__Input material__:

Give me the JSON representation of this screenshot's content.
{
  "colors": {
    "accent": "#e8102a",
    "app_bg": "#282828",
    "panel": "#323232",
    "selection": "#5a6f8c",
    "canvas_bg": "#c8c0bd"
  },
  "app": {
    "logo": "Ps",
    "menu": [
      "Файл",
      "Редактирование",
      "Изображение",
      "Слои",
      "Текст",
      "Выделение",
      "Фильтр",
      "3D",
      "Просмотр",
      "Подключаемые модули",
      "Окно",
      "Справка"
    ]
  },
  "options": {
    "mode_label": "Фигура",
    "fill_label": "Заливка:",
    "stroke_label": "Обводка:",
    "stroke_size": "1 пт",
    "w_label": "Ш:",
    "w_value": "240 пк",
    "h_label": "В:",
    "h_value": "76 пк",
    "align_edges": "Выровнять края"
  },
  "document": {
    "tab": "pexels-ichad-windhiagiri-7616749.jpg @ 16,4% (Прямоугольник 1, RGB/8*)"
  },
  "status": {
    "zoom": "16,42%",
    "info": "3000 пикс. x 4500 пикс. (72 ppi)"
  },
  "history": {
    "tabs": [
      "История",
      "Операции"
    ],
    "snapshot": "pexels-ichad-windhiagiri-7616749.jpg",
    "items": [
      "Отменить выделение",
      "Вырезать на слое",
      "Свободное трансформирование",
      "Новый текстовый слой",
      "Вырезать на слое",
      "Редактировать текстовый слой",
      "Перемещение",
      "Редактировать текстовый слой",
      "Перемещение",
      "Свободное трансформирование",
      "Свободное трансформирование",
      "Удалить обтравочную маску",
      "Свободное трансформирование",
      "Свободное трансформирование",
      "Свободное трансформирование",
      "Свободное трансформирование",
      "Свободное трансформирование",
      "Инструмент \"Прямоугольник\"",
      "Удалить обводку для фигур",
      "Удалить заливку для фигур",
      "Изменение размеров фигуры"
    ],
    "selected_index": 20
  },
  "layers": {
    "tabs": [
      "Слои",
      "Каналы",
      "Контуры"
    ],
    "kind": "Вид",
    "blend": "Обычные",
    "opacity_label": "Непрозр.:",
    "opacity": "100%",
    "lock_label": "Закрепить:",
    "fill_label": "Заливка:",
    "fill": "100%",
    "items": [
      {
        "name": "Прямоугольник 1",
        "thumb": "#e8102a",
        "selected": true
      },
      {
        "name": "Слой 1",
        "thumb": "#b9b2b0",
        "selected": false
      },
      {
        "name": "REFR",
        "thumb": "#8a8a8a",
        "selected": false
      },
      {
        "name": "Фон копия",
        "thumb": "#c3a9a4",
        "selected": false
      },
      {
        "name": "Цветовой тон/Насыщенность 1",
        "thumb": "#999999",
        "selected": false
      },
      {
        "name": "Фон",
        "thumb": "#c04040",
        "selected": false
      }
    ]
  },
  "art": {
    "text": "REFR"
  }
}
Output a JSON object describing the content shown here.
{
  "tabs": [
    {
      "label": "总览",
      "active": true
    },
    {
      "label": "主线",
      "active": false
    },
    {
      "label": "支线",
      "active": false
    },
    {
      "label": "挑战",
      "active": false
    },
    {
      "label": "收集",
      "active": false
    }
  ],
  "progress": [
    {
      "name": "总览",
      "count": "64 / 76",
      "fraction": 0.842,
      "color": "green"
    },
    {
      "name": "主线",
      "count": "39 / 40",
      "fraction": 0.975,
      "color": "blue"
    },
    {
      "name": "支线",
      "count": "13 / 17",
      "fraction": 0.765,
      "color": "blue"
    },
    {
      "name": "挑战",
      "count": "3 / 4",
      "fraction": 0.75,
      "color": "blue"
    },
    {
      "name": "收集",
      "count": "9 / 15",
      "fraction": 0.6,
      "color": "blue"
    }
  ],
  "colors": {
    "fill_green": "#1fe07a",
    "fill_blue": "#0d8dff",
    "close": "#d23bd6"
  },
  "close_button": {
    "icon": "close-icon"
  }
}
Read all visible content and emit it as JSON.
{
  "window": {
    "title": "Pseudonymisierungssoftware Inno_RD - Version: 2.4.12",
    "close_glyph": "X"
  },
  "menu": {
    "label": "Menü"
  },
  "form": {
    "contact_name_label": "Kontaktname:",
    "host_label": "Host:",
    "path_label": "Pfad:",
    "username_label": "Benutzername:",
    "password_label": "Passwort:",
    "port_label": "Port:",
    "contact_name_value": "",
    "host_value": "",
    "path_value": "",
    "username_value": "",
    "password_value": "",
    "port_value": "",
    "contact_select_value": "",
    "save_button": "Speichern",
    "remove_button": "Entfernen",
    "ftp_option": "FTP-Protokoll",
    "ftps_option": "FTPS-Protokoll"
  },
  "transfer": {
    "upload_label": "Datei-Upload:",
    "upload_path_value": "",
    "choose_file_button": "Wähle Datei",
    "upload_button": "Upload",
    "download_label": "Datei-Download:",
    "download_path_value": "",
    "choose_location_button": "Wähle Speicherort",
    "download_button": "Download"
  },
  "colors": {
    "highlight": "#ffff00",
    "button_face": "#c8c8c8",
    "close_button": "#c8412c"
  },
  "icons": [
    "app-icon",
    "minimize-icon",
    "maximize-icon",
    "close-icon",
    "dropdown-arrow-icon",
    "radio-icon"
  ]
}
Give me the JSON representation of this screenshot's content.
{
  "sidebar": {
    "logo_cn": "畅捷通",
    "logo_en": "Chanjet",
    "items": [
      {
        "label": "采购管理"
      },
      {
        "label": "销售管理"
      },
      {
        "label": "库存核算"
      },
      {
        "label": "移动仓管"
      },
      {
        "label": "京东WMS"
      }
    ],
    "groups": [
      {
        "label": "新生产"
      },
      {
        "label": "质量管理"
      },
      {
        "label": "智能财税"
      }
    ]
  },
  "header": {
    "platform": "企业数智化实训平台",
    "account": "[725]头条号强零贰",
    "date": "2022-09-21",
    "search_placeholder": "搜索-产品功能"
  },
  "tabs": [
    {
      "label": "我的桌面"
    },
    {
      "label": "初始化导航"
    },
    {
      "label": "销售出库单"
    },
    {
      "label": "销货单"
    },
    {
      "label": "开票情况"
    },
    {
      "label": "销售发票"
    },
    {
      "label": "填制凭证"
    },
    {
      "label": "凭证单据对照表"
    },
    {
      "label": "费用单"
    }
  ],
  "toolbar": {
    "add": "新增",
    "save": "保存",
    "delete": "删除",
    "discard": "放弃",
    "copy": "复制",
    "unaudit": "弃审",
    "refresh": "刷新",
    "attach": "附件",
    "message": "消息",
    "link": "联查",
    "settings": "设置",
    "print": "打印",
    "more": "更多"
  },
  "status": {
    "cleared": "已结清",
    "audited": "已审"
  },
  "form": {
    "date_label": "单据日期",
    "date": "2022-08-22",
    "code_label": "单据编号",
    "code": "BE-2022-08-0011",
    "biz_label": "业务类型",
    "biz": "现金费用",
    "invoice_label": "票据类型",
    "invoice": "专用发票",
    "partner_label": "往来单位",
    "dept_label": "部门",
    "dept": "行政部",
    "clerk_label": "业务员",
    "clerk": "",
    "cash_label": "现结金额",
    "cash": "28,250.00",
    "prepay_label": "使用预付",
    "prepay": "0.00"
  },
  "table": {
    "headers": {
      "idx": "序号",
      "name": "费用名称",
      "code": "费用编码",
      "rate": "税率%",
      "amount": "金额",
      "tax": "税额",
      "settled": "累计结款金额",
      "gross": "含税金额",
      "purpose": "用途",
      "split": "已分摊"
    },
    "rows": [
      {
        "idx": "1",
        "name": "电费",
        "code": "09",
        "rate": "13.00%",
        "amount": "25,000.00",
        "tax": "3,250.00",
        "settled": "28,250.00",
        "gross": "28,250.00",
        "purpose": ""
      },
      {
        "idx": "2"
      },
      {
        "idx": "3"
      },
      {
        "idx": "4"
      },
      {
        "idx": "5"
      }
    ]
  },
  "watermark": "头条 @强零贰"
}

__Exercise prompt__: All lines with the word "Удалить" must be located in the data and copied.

__Result__:
      "Удалить обтравочную маску",
      "Удалить обводку для фигур",
      "Удалить заливку для фигур",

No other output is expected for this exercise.